Although inept once again on offense, the Irish forced seven UCLA turnovers to get off the snide and earn victory No. 1 20-6 last Saturday night. The season is half over and the numbers aren't pretty. The losses and mounting criticism kept growing after each defeat. But a key characteristic didn't change among the Notre Dame players. The Irish have been able to respond week after week.
"I think the greatest sense of accomplishment in a team that's 1-5 is it doesn't act like a team and doesn't practice like a team that's 1-5," head coach Charlie Weis said at his Tuesday press conference. "I only can credit the players. I'd like to sit there and pat myself on the back, but it's really the character of our team because most teams when they're 0-5 don't act like a team that still thinks they can win. They don't practice that way. They don't act that way and it says a lot for the character of our players."
That attitude was evident in the win over the Bruins at the Rose Bowl. Maurice Crum, Jr. had a performance for the ages. The senior defensive captain became the first Notre Dame player ever to record a pair of forced fumbles, two fumble recoveries, two interceptions and a touchdown all in the same game.
The defense, as a whole, flustered UCLA quarterback McLeod Bethel-Thompson time after time and knocked starting signal caller Ben Olson out of the contest in the second quarter. The six points allowed was a low since Weis took over in South Bend. Defensive coordinator Corwin Brown's bunch has put together three straight halves of solid play, dating back to the final 30 minutes of the Purdue game.
As the defense keeps adjusting to the 3-4 scheme, the offense hasn't been able to show significant progress. Against the Bruins, Notre Dame totaled just 140 total yards. Weis said on Tuesday that after Olson went out of the contest, the game plan became conservative to limit the mistakes. The Irish head coach guessed the move would put his team in the best possible position to win. With Bethel-Thompson making turnover after turnover, Weis was right.
Still, the offense still has ways to go. The statistical rankings have Notre Dame dead last in total offense, sacks allowed and rushing offense, 118th in scoring offense, 109th in passing offense and 108th in pass efficiency offense. For the Irish to finish the season strong, Notre Dame must be able to put points up on the scoreboard, especially in the next two contests against Boston College and USC. Weis feels there will be improvement, not only on offense but on defense and special teams as well.
"I think the offense has been up and down and has only shown flashes," Weis said of the production through six games. "The biggest thing I'm encouraged at is I think our best ball is yet to come. You'd like to sit there and say you're playing your best ball early in the year. All I can do is do stuff for games seven through twelve, and I'd have to feel very strongly in all three aspects the arrow is pointing up."
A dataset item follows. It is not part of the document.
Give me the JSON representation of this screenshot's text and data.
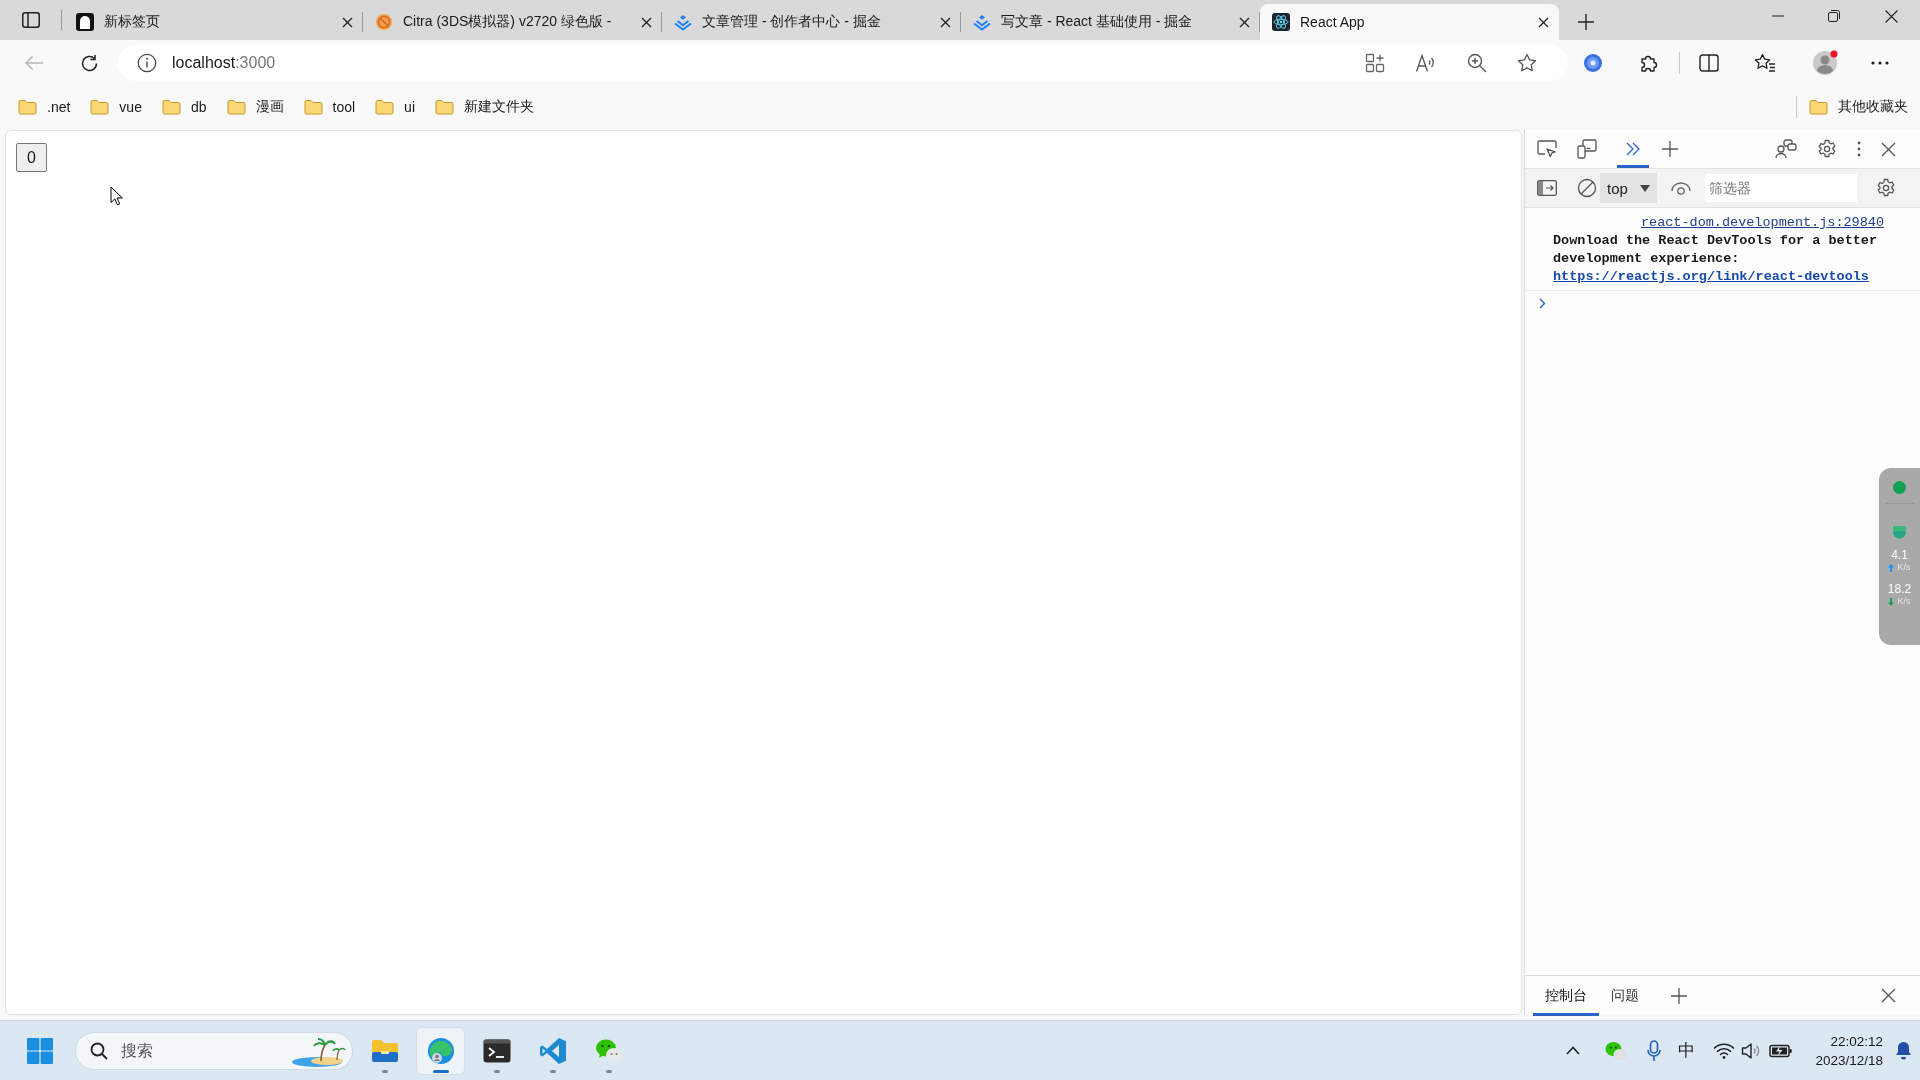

A test of this thought will come sooner for Notre Dame rather than later. The Irish will host Boston College on Saturday afternoon. Kickoff is set for 3:43 PM and NBC will have the national television broadcast. The Eagles, who have beat Notre Dame four straight times, have ascended to No. 4 in both polls and haven't been tested since the first week of the season.
Boston College has won all six contests by 10 points or more. The Eagles closest game was the opening 38-28 victory over Wake Forest. Boston College beat Georgia Tech 24-10 in Atlanta. Earlier in the year, Notre Dame lost to the Yellow Jackets 33-3 in South Bend. The 6-0 start is the best for the Eagles since 1942.
Dink and dunk won't work against this team. Boston College knows how to score. The Eagles are averaging 35 PPG and allowing only 18, good for 21st in the nation.
It starts with quarterback Matt Ryan, whose play this season has led his name to be floated in the Heisman Trophy discussion. The senior signal caller, who Weis predicted would be a high pick in the NFL Draft, has thrown for 1,857 yards and 15 touchdowns to five interceptions. The Notre Dame head coach knows that with the Eagles ability to score, the offensive game plan implemented in the second half of the UCLA win has to be thrown away.
"It has to change significantly," Weis said. "(Boston College) knows that, too. This isn't like I'm giving away any big secret. It's not like we're going to go in with three tight ends and run the ball inside the whole game. We're going to have to score some points to win.
"Last week, especially after Olson got knocked down, you knew you weren't going to need to score a whole bunch of points to win the game. This week you're going to have to score some points to win."